Given information:
[Start of section]

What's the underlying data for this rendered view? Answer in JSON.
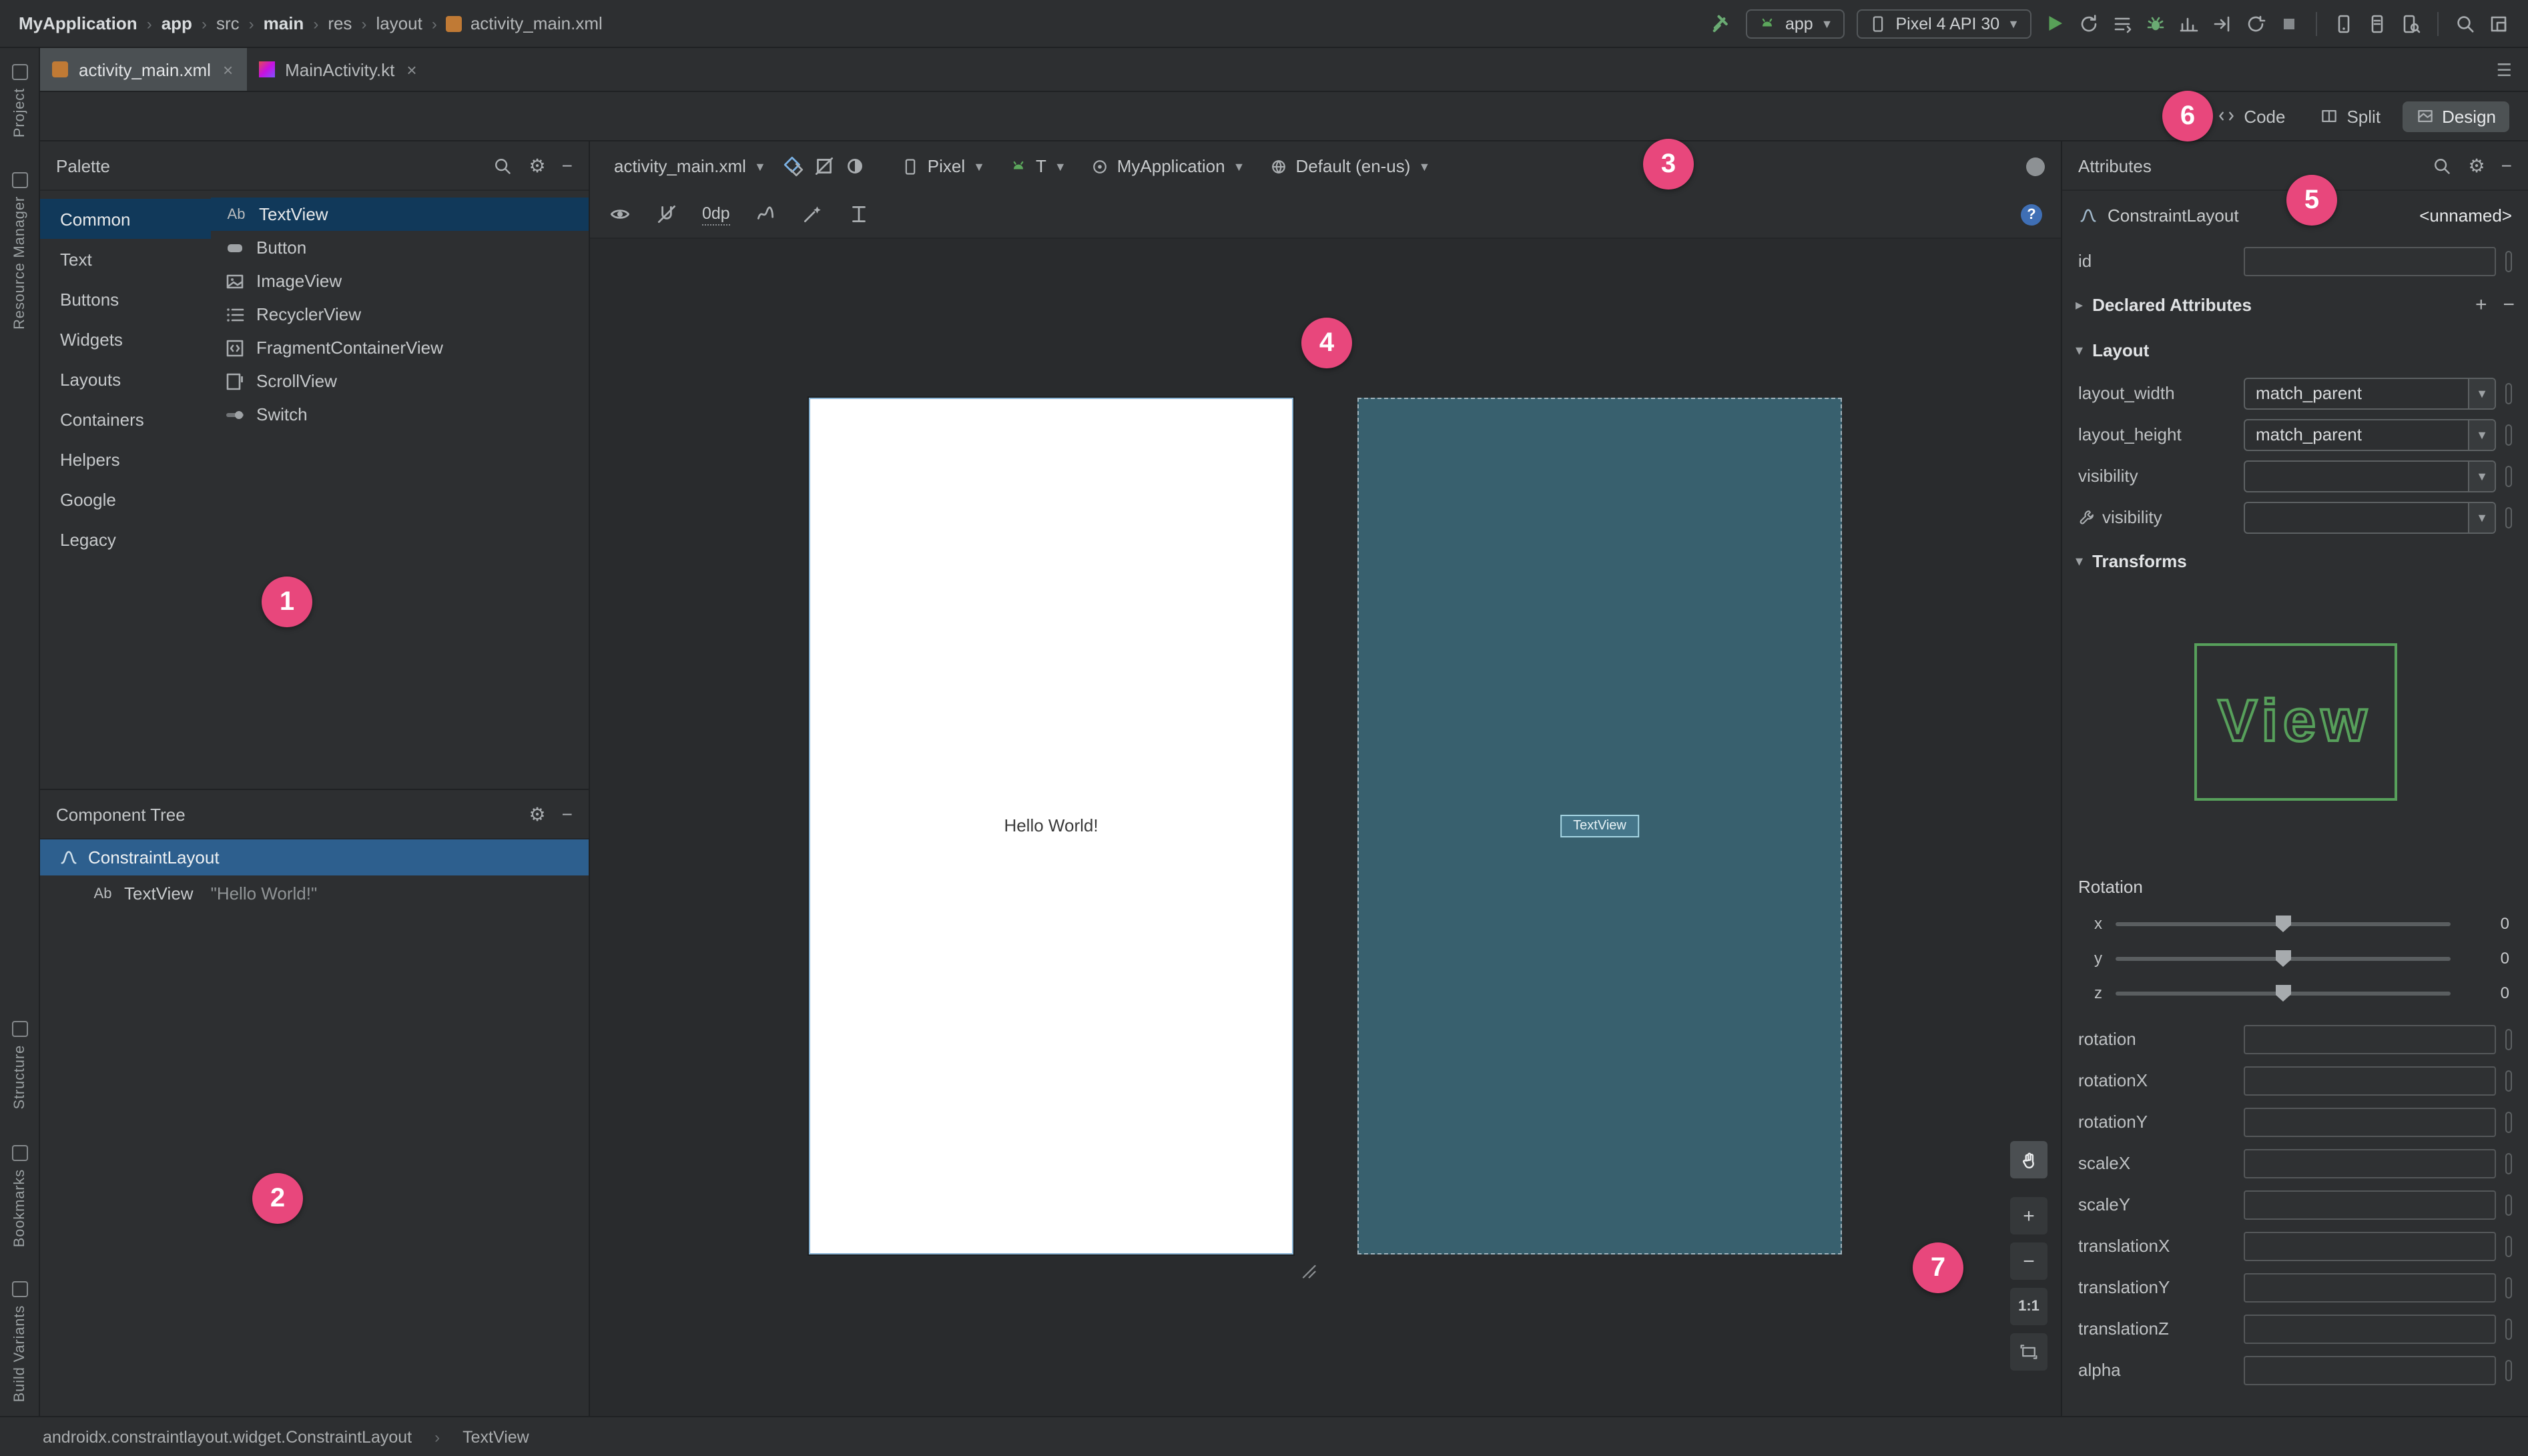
{
  "colors": {
    "accent_pink": "#e8477c",
    "tree_selection": "#2d5f8e",
    "palette_selection": "#11395a",
    "blueprint_bg": "#38606e",
    "run_green": "#58a158",
    "view_outline_green": "#57a05b"
  },
  "topbar": {
    "breadcrumb": [
      "MyApplication",
      "app",
      "src",
      "main",
      "res",
      "layout",
      "activity_main.xml"
    ],
    "run_config": "app",
    "device": "Pixel 4 API 30"
  },
  "tabs": [
    {
      "label": "activity_main.xml"
    },
    {
      "label": "MainActivity.kt"
    }
  ],
  "view_toggle": {
    "code": "Code",
    "split": "Split",
    "design": "Design"
  },
  "stripe": {
    "top": [
      "Project",
      "Resource Manager"
    ],
    "bottom": [
      "Structure",
      "Bookmarks",
      "Build Variants"
    ]
  },
  "palette": {
    "title": "Palette",
    "categories": [
      "Common",
      "Text",
      "Buttons",
      "Widgets",
      "Layouts",
      "Containers",
      "Helpers",
      "Google",
      "Legacy"
    ],
    "items": [
      "TextView",
      "Button",
      "ImageView",
      "RecyclerView",
      "FragmentContainerView",
      "ScrollView",
      "Switch"
    ]
  },
  "component_tree": {
    "title": "Component Tree",
    "root": "ConstraintLayout",
    "child": "TextView",
    "child_text": "\"Hello World!\""
  },
  "design_toolbar": {
    "file": "activity_main.xml",
    "margin": "0dp",
    "device": "Pixel",
    "api": "T",
    "theme": "MyApplication",
    "locale": "Default (en-us)",
    "help": "?"
  },
  "canvas": {
    "hello": "Hello World!",
    "chip": "TextView",
    "zoom_in": "+",
    "zoom_out": "−",
    "zoom_reset": "1:1"
  },
  "attributes": {
    "title": "Attributes",
    "component": "ConstraintLayout",
    "component_id": "<unnamed>",
    "id_label": "id",
    "declared_label": "Declared Attributes",
    "layout_label": "Layout",
    "rows": [
      {
        "label": "layout_width",
        "value": "match_parent"
      },
      {
        "label": "layout_height",
        "value": "match_parent"
      },
      {
        "label": "visibility",
        "value": ""
      },
      {
        "label": "visibility",
        "value": ""
      }
    ],
    "transforms_label": "Transforms",
    "view_text": "View",
    "rotation_label": "Rotation",
    "sliders": [
      {
        "axis": "x",
        "value": "0"
      },
      {
        "axis": "y",
        "value": "0"
      },
      {
        "axis": "z",
        "value": "0"
      }
    ],
    "fields": [
      "rotation",
      "rotationX",
      "rotationY",
      "scaleX",
      "scaleY",
      "translationX",
      "translationY",
      "translationZ",
      "alpha"
    ]
  },
  "status_bar": {
    "left": "androidx.constraintlayout.widget.ConstraintLayout",
    "right": "TextView"
  },
  "badges": [
    "1",
    "2",
    "3",
    "4",
    "5",
    "6",
    "7"
  ]
}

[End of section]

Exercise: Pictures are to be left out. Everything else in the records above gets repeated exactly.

Expected output:
What's the underlying data for this rendered view? Answer in JSON.
{
  "colors": {
    "accent_pink": "#e8477c",
    "tree_selection": "#2d5f8e",
    "palette_selection": "#11395a",
    "blueprint_bg": "#38606e",
    "run_green": "#58a158",
    "view_outline_green": "#57a05b"
  },
  "topbar": {
    "breadcrumb": [
      "MyApplication",
      "app",
      "src",
      "main",
      "res",
      "layout",
      "activity_main.xml"
    ],
    "run_config": "app",
    "device": "Pixel 4 API 30"
  },
  "tabs": [
    {
      "label": "activity_main.xml"
    },
    {
      "label": "MainActivity.kt"
    }
  ],
  "view_toggle": {
    "code": "Code",
    "split": "Split",
    "design": "Design"
  },
  "stripe": {
    "top": [
      "Project",
      "Resource Manager"
    ],
    "bottom": [
      "Structure",
      "Bookmarks",
      "Build Variants"
    ]
  },
  "palette": {
    "title": "Palette",
    "categories": [
      "Common",
      "Text",
      "Buttons",
      "Widgets",
      "Layouts",
      "Containers",
      "Helpers",
      "Google",
      "Legacy"
    ],
    "items": [
      "TextView",
      "Button",
      "ImageView",
      "RecyclerView",
      "FragmentContainerView",
      "ScrollView",
      "Switch"
    ]
  },
  "component_tree": {
    "title": "Component Tree",
    "root": "ConstraintLayout",
    "child": "TextView",
    "child_text": "\"Hello World!\""
  },
  "design_toolbar": {
    "file": "activity_main.xml",
    "margin": "0dp",
    "device": "Pixel",
    "api": "T",
    "theme": "MyApplication",
    "locale": "Default (en-us)",
    "help": "?"
  },
  "canvas": {
    "hello": "Hello World!",
    "chip": "TextView",
    "zoom_in": "+",
    "zoom_out": "−",
    "zoom_reset": "1:1"
  },
  "attributes": {
    "title": "Attributes",
    "component": "ConstraintLayout",
    "component_id": "<unnamed>",
    "id_label": "id",
    "declared_label": "Declared Attributes",
    "layout_label": "Layout",
    "rows": [
      {
        "label": "layout_width",
        "value": "match_parent"
      },
      {
        "label": "layout_height",
        "value": "match_parent"
      },
      {
        "label": "visibility",
        "value": ""
      },
      {
        "label": "visibility",
        "value": ""
      }
    ],
    "transforms_label": "Transforms",
    "view_text": "View",
    "rotation_label": "Rotation",
    "sliders": [
      {
        "axis": "x",
        "value": "0"
      },
      {
        "axis": "y",
        "value": "0"
      },
      {
        "axis": "z",
        "value": "0"
      }
    ],
    "fields": [
      "rotation",
      "rotationX",
      "rotationY",
      "scaleX",
      "scaleY",
      "translationX",
      "translationY",
      "translationZ",
      "alpha"
    ]
  },
  "status_bar": {
    "left": "androidx.constraintlayout.widget.ConstraintLayout",
    "right": "TextView"
  },
  "badges": [
    "1",
    "2",
    "3",
    "4",
    "5",
    "6",
    "7"
  ]
}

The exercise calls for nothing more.